Title: The Dark Griffin
Author: K. J. Taylor
The black griffin had nothing, not even a name, when he was cast out on his own. Against all the odds, he survived, grew, thrived. But his territory bordered that of the humans, and humans disliked the wild griffins.
Arren had everything, especially considering he was a Northman, a people best known for being slaves. But he had a griffin, Eluna, and that meant the opportunity to be more than any Northman ever was. Even if he couldn’t get any respect thanks to his heritage.
But when their paths cross, both the griffin and the man will lose everything. As Arren’s life spirals farther out of control, he becomes consumed by only one thought: revenge.
Perhaps the cover gives too much away. I enjoyed this a lot, but given that the cover shows Arren flying with a griffin that obviously isn’t Eluna, it manages to spoil something that doesn’t happen until almost the end of the book. That being said, it was still a good fantasy novel for the first bit. I liked the black griffin’s side better than Arren’s side, but the human perspective is needed to show off the city, its griffiners, the prejudices against Northmen, and set up some of the political dynamics that ruin Arren’s life.
Then there was a twist near the end which automatically raised my interest in the sequel quite a bit. And I’m really hoping Arren doesn’t find a way out of it. For one, that seems a kind of hard thing to recover from, so what he’s already got is way better than the alternative. For another, I suspect it will raise his battle potential tremendously and allow for some awesome fight scenes to come.
In that respect, most of this book is setup for what happens near the end, which presumably is the launching point for the rest of the series. Arren’s life goes steadily downhill, punctuated only briefly by the love of his friends. Although it’s a good insight into how relentless abuse can twist up even a nice man into a monster, it was a little hard to read because I wanted Arren to get justice sooner.
I fully expect both sets of offspring—man and griffin—will have a large role to play in the future (and I have a pretty good idea who the female is that talked the black griffin into having her), but I do hope it’s more than just a more personalized set of enemies to set against the two.

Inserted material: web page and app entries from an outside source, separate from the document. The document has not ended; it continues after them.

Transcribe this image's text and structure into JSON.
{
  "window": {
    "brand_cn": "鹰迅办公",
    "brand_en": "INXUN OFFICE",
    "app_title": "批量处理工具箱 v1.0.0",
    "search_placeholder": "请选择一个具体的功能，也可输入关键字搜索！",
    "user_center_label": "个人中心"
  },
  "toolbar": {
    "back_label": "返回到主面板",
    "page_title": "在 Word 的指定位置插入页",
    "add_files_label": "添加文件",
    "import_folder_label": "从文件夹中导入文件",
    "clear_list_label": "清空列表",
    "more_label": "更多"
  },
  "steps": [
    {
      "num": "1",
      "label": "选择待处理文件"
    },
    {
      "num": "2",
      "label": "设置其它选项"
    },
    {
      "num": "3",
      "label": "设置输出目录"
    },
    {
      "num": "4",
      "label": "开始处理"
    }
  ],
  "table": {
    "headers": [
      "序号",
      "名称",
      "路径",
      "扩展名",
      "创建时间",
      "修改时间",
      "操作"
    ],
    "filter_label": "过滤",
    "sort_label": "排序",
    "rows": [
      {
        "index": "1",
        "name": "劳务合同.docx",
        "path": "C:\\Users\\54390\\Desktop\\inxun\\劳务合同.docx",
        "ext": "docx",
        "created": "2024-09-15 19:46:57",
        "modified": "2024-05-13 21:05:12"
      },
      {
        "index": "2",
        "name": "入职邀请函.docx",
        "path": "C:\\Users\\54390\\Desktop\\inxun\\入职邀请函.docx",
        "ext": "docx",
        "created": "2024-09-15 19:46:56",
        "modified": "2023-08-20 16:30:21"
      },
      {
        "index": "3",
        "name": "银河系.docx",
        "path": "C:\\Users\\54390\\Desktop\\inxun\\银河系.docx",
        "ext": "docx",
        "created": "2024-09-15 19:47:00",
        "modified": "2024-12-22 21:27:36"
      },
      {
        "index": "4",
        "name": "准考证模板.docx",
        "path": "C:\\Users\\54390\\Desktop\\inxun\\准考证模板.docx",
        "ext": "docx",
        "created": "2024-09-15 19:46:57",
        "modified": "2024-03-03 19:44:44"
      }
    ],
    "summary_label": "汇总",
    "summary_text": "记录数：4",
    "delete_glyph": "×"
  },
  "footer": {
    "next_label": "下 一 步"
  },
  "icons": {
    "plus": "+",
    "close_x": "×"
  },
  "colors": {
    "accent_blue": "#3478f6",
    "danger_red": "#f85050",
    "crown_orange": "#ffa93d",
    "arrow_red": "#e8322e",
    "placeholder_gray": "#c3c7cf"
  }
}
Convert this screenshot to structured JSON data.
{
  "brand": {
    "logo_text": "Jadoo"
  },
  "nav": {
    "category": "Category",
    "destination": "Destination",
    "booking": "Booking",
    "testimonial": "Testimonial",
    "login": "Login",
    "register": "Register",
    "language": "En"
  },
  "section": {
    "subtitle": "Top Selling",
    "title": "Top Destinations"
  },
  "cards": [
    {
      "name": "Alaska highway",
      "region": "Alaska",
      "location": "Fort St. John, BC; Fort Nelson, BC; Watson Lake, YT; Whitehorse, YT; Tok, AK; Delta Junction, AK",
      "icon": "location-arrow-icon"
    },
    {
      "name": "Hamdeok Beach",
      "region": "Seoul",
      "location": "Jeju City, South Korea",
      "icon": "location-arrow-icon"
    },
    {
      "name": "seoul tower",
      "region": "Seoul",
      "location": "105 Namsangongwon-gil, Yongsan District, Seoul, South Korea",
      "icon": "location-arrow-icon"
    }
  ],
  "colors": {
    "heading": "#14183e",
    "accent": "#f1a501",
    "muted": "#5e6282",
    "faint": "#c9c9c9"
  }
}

This is a darker book. I liked how the themes of prejudice were explored, showing that even someone who isn’t originally inclined to violence, like Arren (though he may have more of that heredity than he expects) can get pushed off the edge with enough pressure, thus in a way confirming his own stereotype. And how someone outside, like Flell, has such a terrible grasp on the whole situation, even though she’s seeing a lot of the same things he is, but not seeing the same significance behind them. But on the flip side, the whole Arren-being-humiliated thing just kept happening—I certainly wasn’t expecting most of the book to be about that. The overall story could have been stronger if he’d gotten together with the black griffin sooner.
I also liked how the griffins were handled. They can do magic, which appears to be related to the color of the griffin, and I hope future books showcase more powers. And they’re not just griffin-shaped-people, but actual creatures, with their own set of instincts and behaviors that can sometimes cause a lot of problems when living with a species that they might otherwise consider prey. Eluna and the smuggler, for example, is perfect. A nice, sweet griffin with much affection for Arren not only kills a man but outright starts eating him.
I felt like the plot fell apart a little towards the end, when everything got crazy (really, Arren? I was expecting him to get framed, not for him to actually do something that stupid). But all in all I enjoyed it. It feels a bit like an origin story so far, setting up Arren and the black griffin for presumably a much greater future conflict. Oh, and don’t read the jacket description for the second book until you’ve read the first book or you’ll spoil one of the best parts. I rate this book Recommended.